Instructions for the task: The reply should be the records repeated exactly, without any images.

[Web page and app entries]
————
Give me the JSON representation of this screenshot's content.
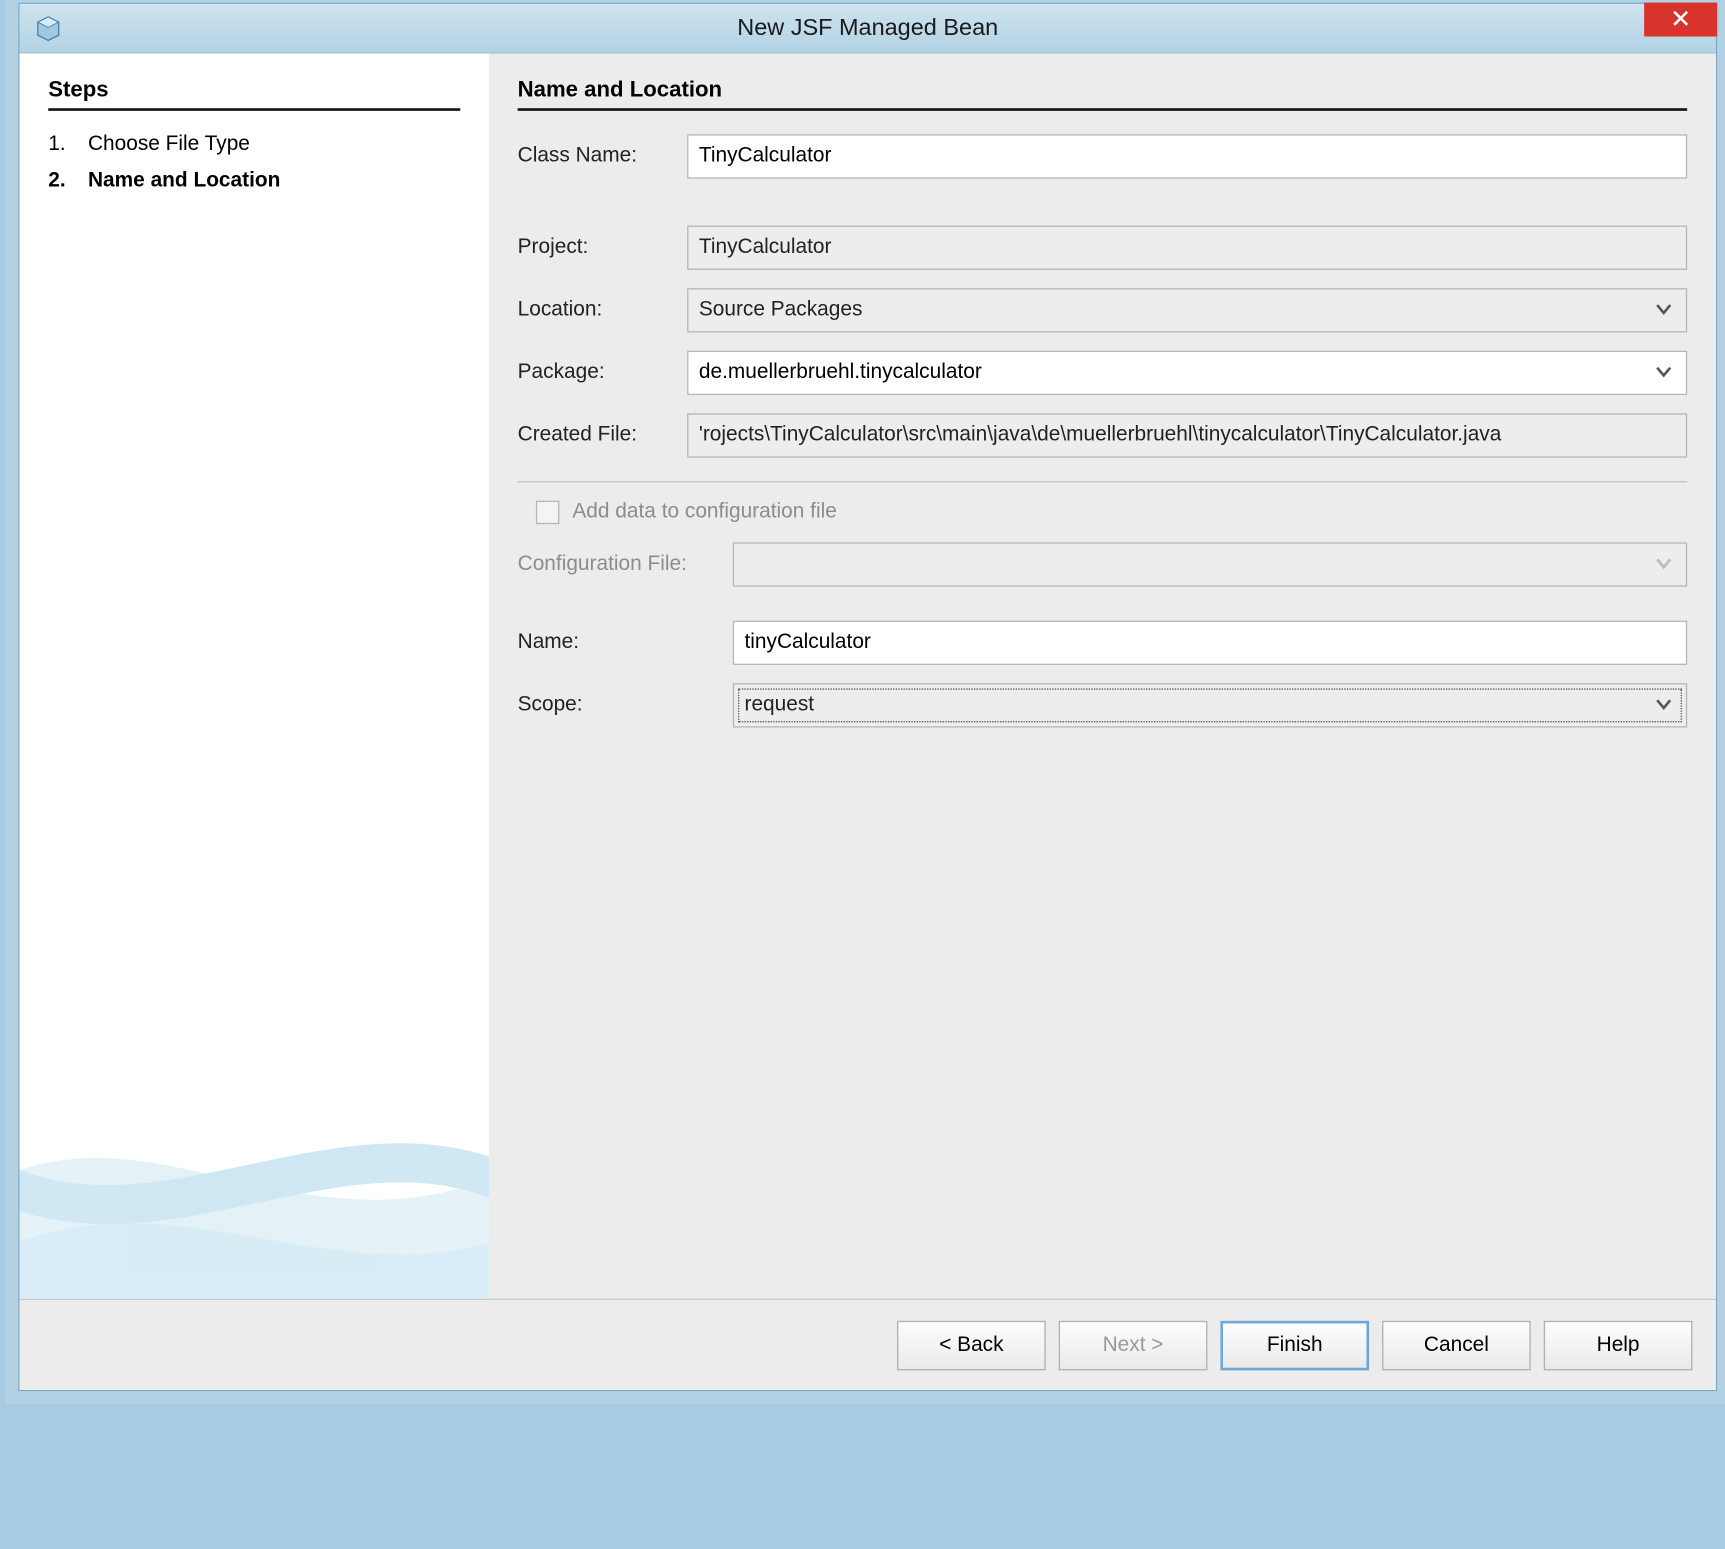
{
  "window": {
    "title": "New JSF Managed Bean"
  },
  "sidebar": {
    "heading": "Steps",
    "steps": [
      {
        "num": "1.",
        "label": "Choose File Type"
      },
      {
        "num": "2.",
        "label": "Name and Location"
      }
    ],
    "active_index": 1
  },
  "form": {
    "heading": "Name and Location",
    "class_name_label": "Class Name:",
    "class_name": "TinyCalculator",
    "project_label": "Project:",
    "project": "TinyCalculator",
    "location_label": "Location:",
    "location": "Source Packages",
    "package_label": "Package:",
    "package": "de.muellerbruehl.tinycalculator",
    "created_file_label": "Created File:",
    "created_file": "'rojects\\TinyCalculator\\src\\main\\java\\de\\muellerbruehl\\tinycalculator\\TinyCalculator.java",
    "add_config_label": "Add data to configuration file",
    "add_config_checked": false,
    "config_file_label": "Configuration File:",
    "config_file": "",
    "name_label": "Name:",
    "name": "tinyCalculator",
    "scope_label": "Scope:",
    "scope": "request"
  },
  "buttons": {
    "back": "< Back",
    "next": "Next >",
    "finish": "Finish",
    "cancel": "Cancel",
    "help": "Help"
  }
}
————
Result of the exercise:
Give me the JSON representation of this screenshot's content.
{
  "window": {
    "title": "New JSF Managed Bean"
  },
  "sidebar": {
    "heading": "Steps",
    "steps": [
      {
        "num": "1.",
        "label": "Choose File Type"
      },
      {
        "num": "2.",
        "label": "Name and Location"
      }
    ],
    "active_index": 1
  },
  "form": {
    "heading": "Name and Location",
    "class_name_label": "Class Name:",
    "class_name": "TinyCalculator",
    "project_label": "Project:",
    "project": "TinyCalculator",
    "location_label": "Location:",
    "location": "Source Packages",
    "package_label": "Package:",
    "package": "de.muellerbruehl.tinycalculator",
    "created_file_label": "Created File:",
    "created_file": "'rojects\\TinyCalculator\\src\\main\\java\\de\\muellerbruehl\\tinycalculator\\TinyCalculator.java",
    "add_config_label": "Add data to configuration file",
    "add_config_checked": false,
    "config_file_label": "Configuration File:",
    "config_file": "",
    "name_label": "Name:",
    "name": "tinyCalculator",
    "scope_label": "Scope:",
    "scope": "request"
  },
  "buttons": {
    "back": "< Back",
    "next": "Next >",
    "finish": "Finish",
    "cancel": "Cancel",
    "help": "Help"
  }
}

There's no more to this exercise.